The soundtrack for the Iron Man sequel was essentially a AC/DC hits collection, made up of fifteen songs from ten of their albums, spanning both the Bon Scott and Brian Johnson eras of the band. The album was a massive success across the world, hitting Number 1 in 11 countries, including the UK.
Titanic - James Horner (1998)
Primarily made up of the film’s music composed by James Horner, the epic Titanic soundtrack topped the charts across the world, including three non-consecutive weeks at the UK summit in Feb-March 1998. Sales of the album were driven by its chart-topping theme song My Heart Will Go On, performed by Celine Dion and co-produced by Horner. It's sales to date stand at a whopping 1.02 million.
Celine was pleased that she missed the boat on this occasion.
Evita - Madonna (1996)

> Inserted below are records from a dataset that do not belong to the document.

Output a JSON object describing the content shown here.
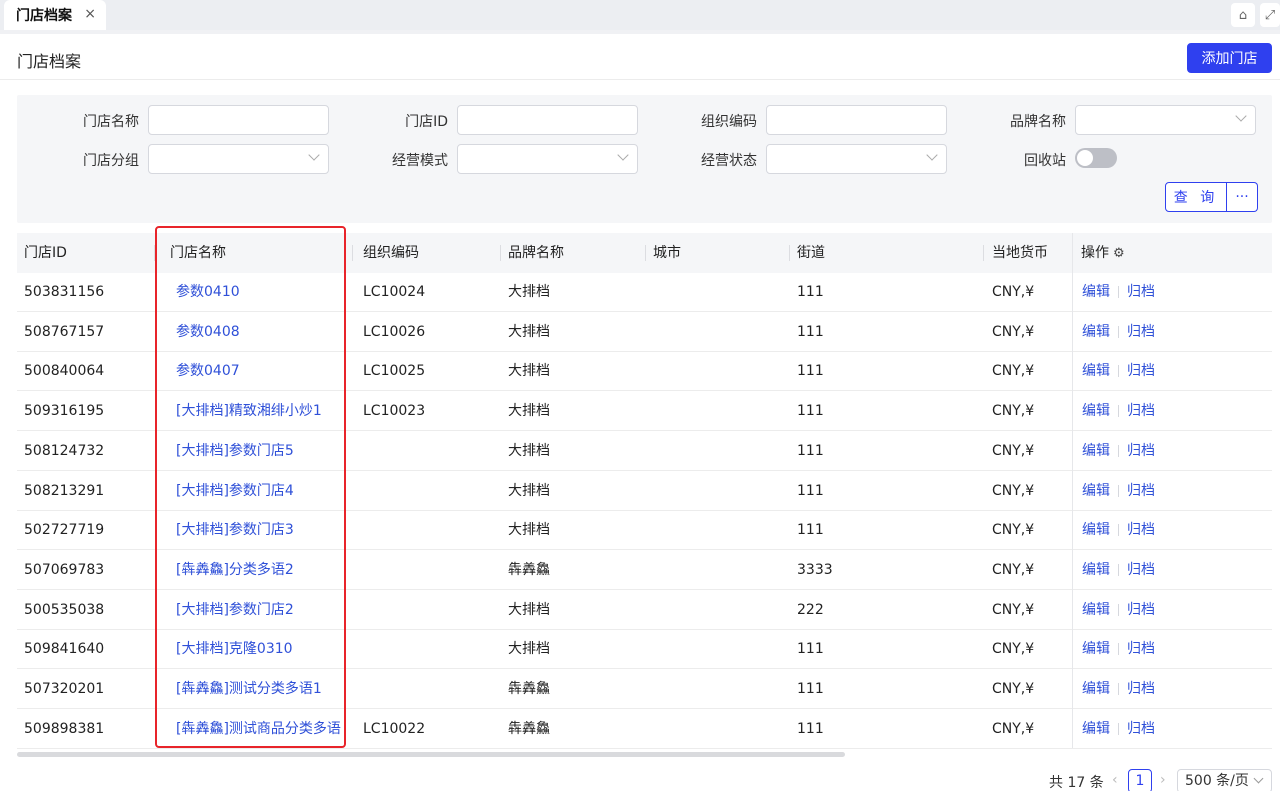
{
  "tab": {
    "label": "门店档案",
    "close": "×"
  },
  "top_icons": [
    {
      "icon": "building-icon",
      "glyph": "⌂"
    },
    {
      "icon": "fullscreen-icon",
      "glyph": "⤢"
    }
  ],
  "header": {
    "title": "门店档案",
    "add_label": "添加门店"
  },
  "filters": {
    "store_name": "门店名称",
    "store_id": "门店ID",
    "org_code": "组织编码",
    "brand_name": "品牌名称",
    "store_group": "门店分组",
    "biz_mode": "经营模式",
    "biz_status": "经营状态",
    "recycle": "回收站",
    "query_label": "查 询",
    "more_label": "···"
  },
  "table": {
    "columns": [
      "门店ID",
      "门店名称",
      "组织编码",
      "品牌名称",
      "城市",
      "街道",
      "当地货币",
      "操作"
    ],
    "edit_label": "编辑",
    "archive_label": "归档",
    "rows": [
      {
        "id": "503831156",
        "name": "参数0410",
        "org": "LC10024",
        "brand": "大排档",
        "city": "",
        "street": "111",
        "currency": "CNY,¥"
      },
      {
        "id": "508767157",
        "name": "参数0408",
        "org": "LC10026",
        "brand": "大排档",
        "city": "",
        "street": "111",
        "currency": "CNY,¥"
      },
      {
        "id": "500840064",
        "name": "参数0407",
        "org": "LC10025",
        "brand": "大排档",
        "city": "",
        "street": "111",
        "currency": "CNY,¥"
      },
      {
        "id": "509316195",
        "name": "[大排档]精致湘绯小炒1",
        "org": "LC10023",
        "brand": "大排档",
        "city": "",
        "street": "111",
        "currency": "CNY,¥"
      },
      {
        "id": "508124732",
        "name": "[大排档]参数门店5",
        "org": "",
        "brand": "大排档",
        "city": "",
        "street": "111",
        "currency": "CNY,¥"
      },
      {
        "id": "508213291",
        "name": "[大排档]参数门店4",
        "org": "",
        "brand": "大排档",
        "city": "",
        "street": "111",
        "currency": "CNY,¥"
      },
      {
        "id": "502727719",
        "name": "[大排档]参数门店3",
        "org": "",
        "brand": "大排档",
        "city": "",
        "street": "111",
        "currency": "CNY,¥"
      },
      {
        "id": "507069783",
        "name": "[犇羴鱻]分类多语2",
        "org": "",
        "brand": "犇羴鱻",
        "city": "",
        "street": "3333",
        "currency": "CNY,¥"
      },
      {
        "id": "500535038",
        "name": "[大排档]参数门店2",
        "org": "",
        "brand": "大排档",
        "city": "",
        "street": "222",
        "currency": "CNY,¥"
      },
      {
        "id": "509841640",
        "name": "[大排档]克隆0310",
        "org": "",
        "brand": "大排档",
        "city": "",
        "street": "111",
        "currency": "CNY,¥"
      },
      {
        "id": "507320201",
        "name": "[犇羴鱻]测试分类多语1",
        "org": "",
        "brand": "犇羴鱻",
        "city": "",
        "street": "111",
        "currency": "CNY,¥"
      },
      {
        "id": "509898381",
        "name": "[犇羴鱻]测试商品分类多语",
        "org": "LC10022",
        "brand": "犇羴鱻",
        "city": "",
        "street": "111",
        "currency": "CNY,¥"
      }
    ]
  },
  "pagination": {
    "total": "共 17 条",
    "prev": "‹",
    "current": "1",
    "next": "›",
    "page_size": "500 条/页"
  },
  "colors": {
    "primary": "#2f40ef",
    "link": "#2f50d8",
    "highlight": "#e8242a"
  }
}
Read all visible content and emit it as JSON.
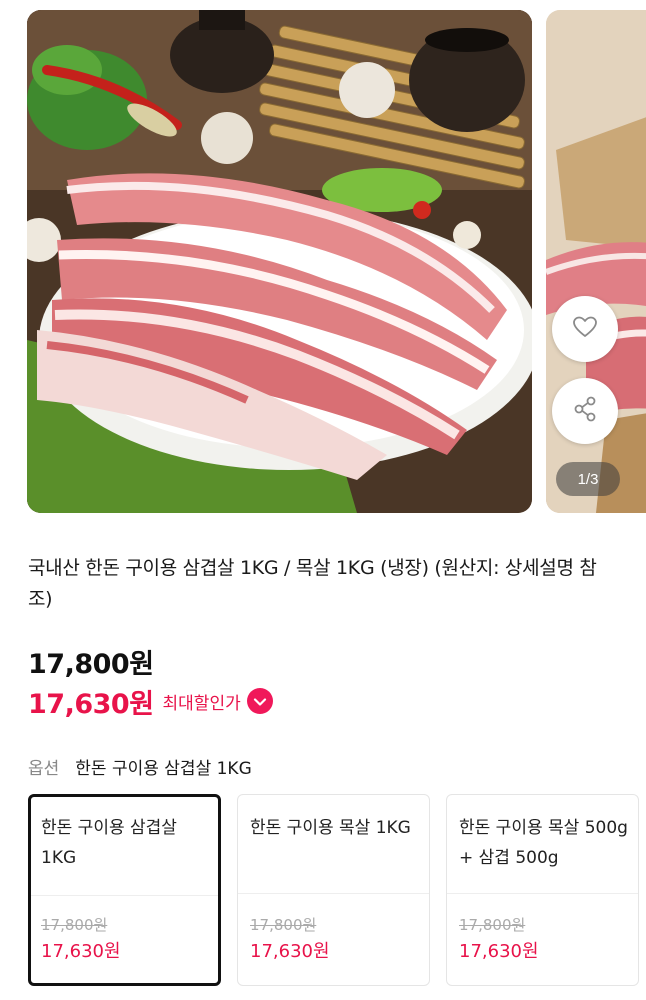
{
  "gallery": {
    "main_image": "pork-belly-platter-photo",
    "next_image": "pork-slices-photo",
    "pager": "1/3",
    "like_icon": "heart-icon",
    "share_icon": "share-icon"
  },
  "product": {
    "title": "국내산 한돈 구이용 삼겹살 1KG / 목살 1KG (냉장) (원산지: 상세설명 참조)",
    "price_original": "17,800원",
    "price_sale": "17,630원",
    "discount_label": "최대할인가",
    "discount_toggle_icon": "chevron-down-icon"
  },
  "option": {
    "label": "옵션",
    "selected_value": "한돈 구이용 삼겹살 1KG",
    "cards": [
      {
        "name": "한돈 구이용 삼겹살 1KG",
        "old_price": "17,800원",
        "new_price": "17,630원",
        "selected": true
      },
      {
        "name": "한돈 구이용 목살 1KG",
        "old_price": "17,800원",
        "new_price": "17,630원",
        "selected": false
      },
      {
        "name": "한돈 구이용 목살 500g + 삼겹 500g",
        "old_price": "17,800원",
        "new_price": "17,630원",
        "selected": false
      }
    ]
  },
  "colors": {
    "accent": "#e8134a",
    "toggle": "#f0185a",
    "selected_border": "#111111"
  }
}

Helmed by Andrew Lloyd Webber and Alan Parker, Evita and its music was a big change both visually and vocally for its leading lady Madonna.
The collection reached Number 1 in the UK 13 weeks after its release and earned Madonna another three Top 10 singles: You Must Love Me, Another Suitcase in Another Hall and, of course, Don’t Cry For Me Argentina. At the time of writing the soundtrack has sold 505,000.

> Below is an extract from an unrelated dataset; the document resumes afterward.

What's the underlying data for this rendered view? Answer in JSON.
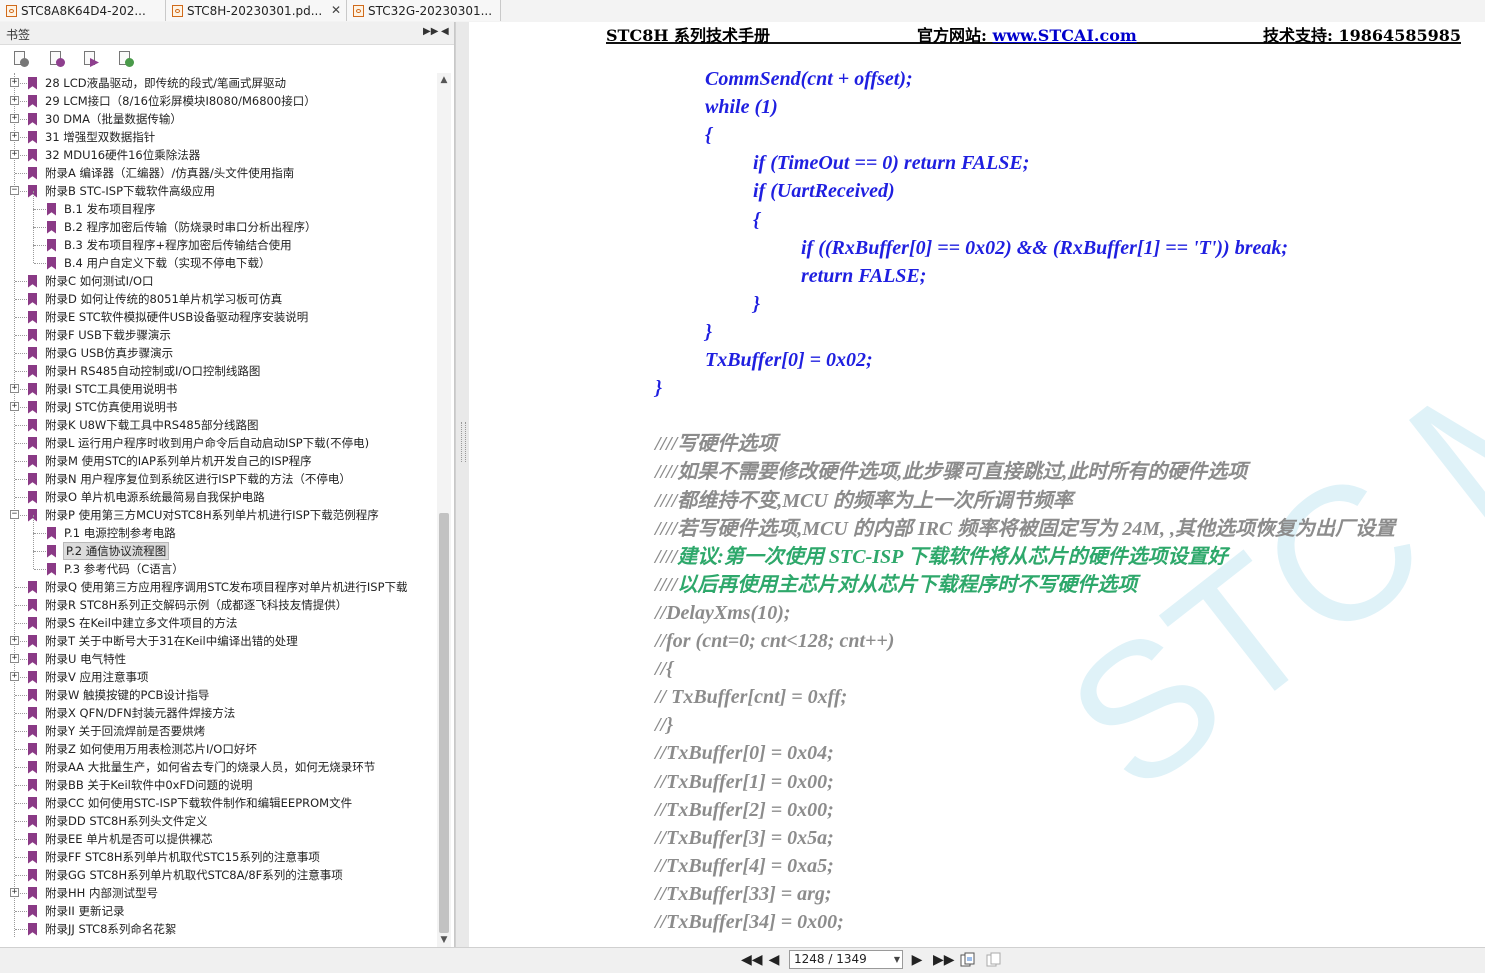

The music from the teen musical-drama, which followed a group of students at New York’s High School of Performing Arts, was produced by Michael Gore, though apparently the filmmakers initially wanted Giorgio Moroder for the project.
The recording of the famous title track performed by Irene Cara, Gore previously said, was a painstaking process - though given it and its parent album reached Number 1, we’d say the hard work more than paid off.
Grease was the word across the globe in the summer of ‘78, and the movie’s soundtrack was a Number 1 smash just about everywhere, including a whopping 13 weeks in the UK, where it is one of the 60 biggest selling albums of all time. The collection spawned two chart-topping singles, You’re The One That I Want and Summer Nights, while the title track by Franki Valli (and written by Barry Gibb, no less) reached Number 3.
Saturday Night Fever (1978)
Largely made of music written and performed by the Bee Gees, including Stayin’ Alive and Night Fever, the Saturday Night Fever soundtrack epitomised the disco phenomenon of the ‘70s, logging 18 weeks at Number 1 on the Official UK Albums Chart. What’s more, it’s one of just three soundtracks to be awarded a Grammy for Album of the Year, along with The Bodyguard and O Brother, Where Art Thou?.